Stanfill, like Vasquez, illustrates how a single bizarre incident attributed to a demonized drug can multiply in the retelling. "We get instances here in Florida where a man bit his baby," he told WJAX. "We get instances here in southern Florida where a man put this baby under water." By my count, that's one baby biter and one baby drowner (assuming it was not the same man in both cases), which may not be enough to conclude that the evil force residing in flakka has a grudge against infants.

Holley generally confines himself to unskeptically passing on such alarming claims, attributing them to others. But the extent of his gullibility and confusion is apparent in this paragraph:

A steady stream of designer drugs has flowed into Florida over the last decade. The names of the synthetic substances may differ—krokodil, meow meow, jenkem—but the effects of the drugs are often the same: paranoia, psychosis, violent behavior, even death.


Only one of the three "designer drugs" that Holley mentions really qualifies for that label, and only one is verifiably present in the United States, let alone flooding Florida. Meow meow is a nickname for mephedrone, another synthetic cathinone sold as "bath salts." Krokodil, by contrast, is a homemade version of the narcotic painkiller desomorphine, which was first synthesized in 1932 and marketed under the brand name Permonid. Krokodil caught on in Russia as a cheap substitute for heroin because it could be made from codeine, which was available there without a prescription. Jenkem—fermented human waste that supposedly generates intoxicating fumes—sounds like it would appeal only to desperately poor people for whom glue sniffing counts as a splurge. Like Elvis and Bigfoot, krokodil and jenkem have been sighted many times in the United States, but none of the reports has been verified. If Holley had done Google searches on "krokodil" and "jenkem" combined with "hoax," he might have chosen different examples.

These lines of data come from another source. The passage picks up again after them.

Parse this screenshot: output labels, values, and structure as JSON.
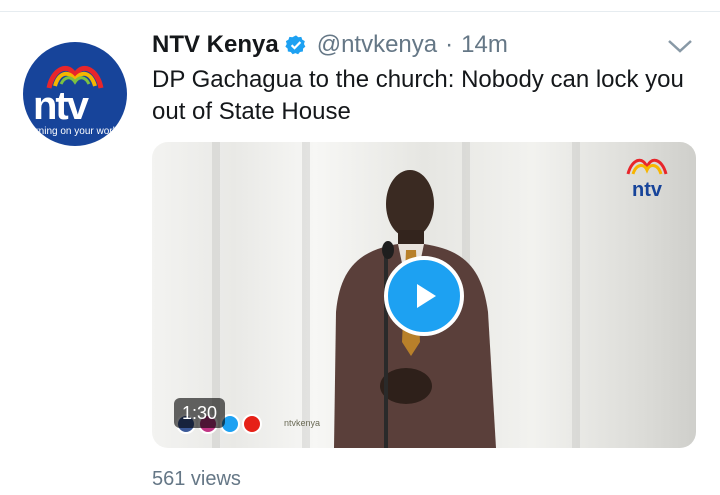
{
  "tweet": {
    "author": {
      "display_name": "NTV Kenya",
      "handle": "@ntvkenya",
      "verified": true,
      "avatar": {
        "logo_text": "ntv",
        "slogan": "turning on your world",
        "background": "#17449a"
      }
    },
    "separator": "·",
    "timestamp": "14m",
    "text": "DP Gachagua to the church: Nobody can lock you out of State House",
    "media": {
      "type": "video",
      "duration": "1:30",
      "channel_logo_text": "ntv",
      "social_handle": "ntvkenya"
    },
    "views": "561 views"
  },
  "colors": {
    "accent": "#1da1f2",
    "text_primary": "#14171a",
    "text_secondary": "#657786"
  },
  "icons": {
    "verified": "verified-badge-icon",
    "menu": "chevron-down-icon",
    "play": "play-icon"
  }
}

Leaving aside the question of whether Americans actually are using the intoxicants cited by Holley, the assertion that "the effects of the drugs are often the same" should have given him pause. Is it plausible that a stimulant, a depressant, and whatever the psychoactive ingredient in fermented feces might be all have the same scary effects, let alone that they occur frequently without deterring people from eagerly consuming these substances? It seems far more likely that the claims Holley uncritically accepts reflect perennial fears that are projected onto the pharmacological menace du jour.

Bonus: Vox's German Lopez wonders what sort of coverage alcohol would get if reporters treated it like flakka.